Q&A: Karen Lewis of New Belmont Medical School | Health care

The school now has candidate status and a pending site visit from the Medical Education Liaison Committee in September. The school is seeking preliminary accreditation at the LCME board meeting in October or February, which would allow them to recruit students and open the admissions process.

With four degrees of her own — in biomedical sciences, nursing, radiological technology and laboratory sciences — Karen LewisAssociate Dean of Student Affairs and Diversity, is well placed to support students through the medical school process.

She sat down with the Nashville Post to discuss the philosophy of the impending school.

Thomas F. Frist, Jr. College of Medicine at Belmont University under construction

When attracting new students to medical school, is there help with student loan debt?

We seek as many ways as possible to minimize debt. Of course, tuition and fees are one thing, but medical students cannot work, so living expenses are something they often borrow. The campus and our various departments are really looking into how we can minimize student debt, so we hope to be able to generate enough support and donations to be able to offer substantial scholarships. We also look at debt literacy [and] financial literacy as an LCME requirement.

What will efforts to safeguard student mental health look like?

Karen Lewis

Karen Lewis, associate dean of student affairs and diversity, for the Thomas F. Frist Jr. College of Medicine.

Usually with medical training, at the end of those four years you pretty much beat them, and by the time they graduate, they are sometimes very disappointed. We are very committed to creating a medical education experience that will provide the rigor that will make them prepared, competent and ready to go out. But some of the hallmarks of that medical training are how we deliver it in a way that they’re not overwhelmed and taxed, where we work on how they can take care of themselves and each other in the process, so they can maintain that connection to their passion and their purpose and their “why”.
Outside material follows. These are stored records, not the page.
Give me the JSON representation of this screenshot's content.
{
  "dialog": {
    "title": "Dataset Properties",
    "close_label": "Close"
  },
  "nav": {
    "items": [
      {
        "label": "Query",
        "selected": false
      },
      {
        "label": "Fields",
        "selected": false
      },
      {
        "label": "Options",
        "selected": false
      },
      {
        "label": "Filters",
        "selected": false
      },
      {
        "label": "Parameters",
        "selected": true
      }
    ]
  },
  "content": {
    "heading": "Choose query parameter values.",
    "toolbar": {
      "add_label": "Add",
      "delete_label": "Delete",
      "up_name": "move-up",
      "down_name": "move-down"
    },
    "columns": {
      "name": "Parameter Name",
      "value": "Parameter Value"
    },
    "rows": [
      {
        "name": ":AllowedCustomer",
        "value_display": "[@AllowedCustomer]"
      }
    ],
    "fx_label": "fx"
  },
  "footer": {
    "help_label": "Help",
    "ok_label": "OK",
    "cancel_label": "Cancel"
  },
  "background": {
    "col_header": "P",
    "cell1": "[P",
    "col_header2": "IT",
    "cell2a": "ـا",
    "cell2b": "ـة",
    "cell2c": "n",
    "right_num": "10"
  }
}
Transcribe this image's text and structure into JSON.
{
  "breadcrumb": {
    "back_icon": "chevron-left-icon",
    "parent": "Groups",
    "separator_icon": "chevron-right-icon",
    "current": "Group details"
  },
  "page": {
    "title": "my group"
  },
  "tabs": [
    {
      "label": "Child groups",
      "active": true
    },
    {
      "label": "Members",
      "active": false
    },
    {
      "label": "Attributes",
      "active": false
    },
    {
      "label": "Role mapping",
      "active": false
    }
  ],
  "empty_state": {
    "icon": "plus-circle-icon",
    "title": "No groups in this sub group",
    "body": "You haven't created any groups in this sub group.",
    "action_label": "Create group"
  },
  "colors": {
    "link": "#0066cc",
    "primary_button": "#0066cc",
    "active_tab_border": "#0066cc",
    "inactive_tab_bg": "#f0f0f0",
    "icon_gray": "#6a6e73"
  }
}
Can you give some highlights of the curriculum?

It’s going to be team-taught with the basic science faculty, as well as the clinician educators, which means not only would they hear about the scientific principles, but they’d hear about the clinical application simultaneously. Moreover, they are going to have clinical exposure much sooner [in] the educational experience that most would have, and they will have more time at the end to do an individual exploration of their residencies where they want to specialize.

We will have weeks of concentration interspersed throughout the program. It gives them a chance to break away from traditional teaching and the lab and the clinics and all that and really focus on things like faith in medicine; such as different populations; health care disparities; using the humanities, music and art in the field of health; how we look at really hot topics like gun violence, public health, the right to die – very controversial topics.

Do you still see specializations emerging for Belmont Medical School?

We really focus more on that servant position. The person who, whatever specialty they choose to go into, will go out and care for their community. So it’s really more about the community and the service and the specialty that the student chooses that they want to operate. There is a demand for primary care, but really any specialty will serve the community.

How do you see Belmont interacting with the other two medical schools in Nashville?

I really hope there will be shared learning experiences. We didn’t get to that part because the accreditation process is our first and main focus right now. There are opportunities and there is enough space in this healthcare space where our student populations, I hope, will have the chance to learn and interact together. If not directly, do extracurricular and extracurricular activities. We seek to establish a collaborative relationship with both faculties of medicine.


Leave a Comment